# Assignment
Your response should consist of every record, exactly as given.

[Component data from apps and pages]
----------------
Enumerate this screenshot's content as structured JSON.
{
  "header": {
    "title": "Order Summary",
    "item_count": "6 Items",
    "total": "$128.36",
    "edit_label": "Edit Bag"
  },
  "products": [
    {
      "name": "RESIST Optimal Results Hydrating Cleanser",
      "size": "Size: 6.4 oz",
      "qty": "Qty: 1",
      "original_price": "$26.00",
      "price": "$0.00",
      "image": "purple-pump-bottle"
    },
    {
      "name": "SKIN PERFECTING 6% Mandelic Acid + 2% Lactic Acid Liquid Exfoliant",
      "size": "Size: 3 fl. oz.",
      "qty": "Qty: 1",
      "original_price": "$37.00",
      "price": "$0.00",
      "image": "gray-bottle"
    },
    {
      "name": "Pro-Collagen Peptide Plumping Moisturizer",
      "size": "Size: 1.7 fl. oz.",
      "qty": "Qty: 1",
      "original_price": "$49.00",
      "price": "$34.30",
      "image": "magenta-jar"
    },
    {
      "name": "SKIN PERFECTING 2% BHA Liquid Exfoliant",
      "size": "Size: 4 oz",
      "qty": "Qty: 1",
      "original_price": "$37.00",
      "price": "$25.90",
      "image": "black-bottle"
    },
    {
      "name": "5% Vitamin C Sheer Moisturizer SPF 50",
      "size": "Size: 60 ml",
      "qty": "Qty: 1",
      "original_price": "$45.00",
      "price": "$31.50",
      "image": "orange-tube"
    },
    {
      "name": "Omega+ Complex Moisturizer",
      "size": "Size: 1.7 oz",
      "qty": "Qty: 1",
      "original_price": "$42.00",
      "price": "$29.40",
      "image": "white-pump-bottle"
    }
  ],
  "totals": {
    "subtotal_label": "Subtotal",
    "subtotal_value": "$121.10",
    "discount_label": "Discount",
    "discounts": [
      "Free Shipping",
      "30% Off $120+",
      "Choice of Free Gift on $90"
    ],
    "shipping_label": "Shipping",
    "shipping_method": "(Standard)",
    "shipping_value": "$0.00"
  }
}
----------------
# Your response
Enumerate this screenshot's content as structured JSON.
{
  "header": {
    "title": "Order Summary",
    "item_count": "6 Items",
    "total": "$128.36",
    "edit_label": "Edit Bag"
  },
  "products": [
    {
      "name": "RESIST Optimal Results Hydrating Cleanser",
      "size": "Size: 6.4 oz",
      "qty": "Qty: 1",
      "original_price": "$26.00",
      "price": "$0.00",
      "image": "purple-pump-bottle"
    },
    {
      "name": "SKIN PERFECTING 6% Mandelic Acid + 2% Lactic Acid Liquid Exfoliant",
      "size": "Size: 3 fl. oz.",
      "qty": "Qty: 1",
      "original_price": "$37.00",
      "price": "$0.00",
      "image": "gray-bottle"
    },
    {
      "name": "Pro-Collagen Peptide Plumping Moisturizer",
      "size": "Size: 1.7 fl. oz.",
      "qty": "Qty: 1",
      "original_price": "$49.00",
      "price": "$34.30",
      "image": "magenta-jar"
    },
    {
      "name": "SKIN PERFECTING 2% BHA Liquid Exfoliant",
      "size": "Size: 4 oz",
      "qty": "Qty: 1",
      "original_price": "$37.00",
      "price": "$25.90",
      "image": "black-bottle"
    },
    {
      "name": "5% Vitamin C Sheer Moisturizer SPF 50",
      "size": "Size: 60 ml",
      "qty": "Qty: 1",
      "original_price": "$45.00",
      "price": "$31.50",
      "image": "orange-tube"
    },
    {
      "name": "Omega+ Complex Moisturizer",
      "size": "Size: 1.7 oz",
      "qty": "Qty: 1",
      "original_price": "$42.00",
      "price": "$29.40",
      "image": "white-pump-bottle"
    }
  ],
  "totals": {
    "subtotal_label": "Subtotal",
    "subtotal_value": "$121.10",
    "discount_label": "Discount",
    "discounts": [
      "Free Shipping",
      "30% Off $120+",
      "Choice of Free Gift on $90"
    ],
    "shipping_label": "Shipping",
    "shipping_method": "(Standard)",
    "shipping_value": "$0.00"
  }
}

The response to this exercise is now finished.